### [What to work on]
Go through the records below line by line and report how many lines include "Pakets", giving the number only.
── Input data
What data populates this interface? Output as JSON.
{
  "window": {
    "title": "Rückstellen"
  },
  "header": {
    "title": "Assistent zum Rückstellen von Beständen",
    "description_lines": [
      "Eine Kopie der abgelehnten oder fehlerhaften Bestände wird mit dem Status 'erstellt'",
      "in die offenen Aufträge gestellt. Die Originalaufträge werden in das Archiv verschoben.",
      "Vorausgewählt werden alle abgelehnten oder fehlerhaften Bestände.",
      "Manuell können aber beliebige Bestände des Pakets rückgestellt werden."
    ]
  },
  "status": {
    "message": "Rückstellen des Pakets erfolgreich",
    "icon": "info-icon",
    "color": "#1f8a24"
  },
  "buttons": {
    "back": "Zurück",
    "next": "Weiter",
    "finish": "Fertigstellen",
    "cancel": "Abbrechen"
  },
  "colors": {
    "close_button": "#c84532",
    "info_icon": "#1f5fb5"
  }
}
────
### [Response to this task]
2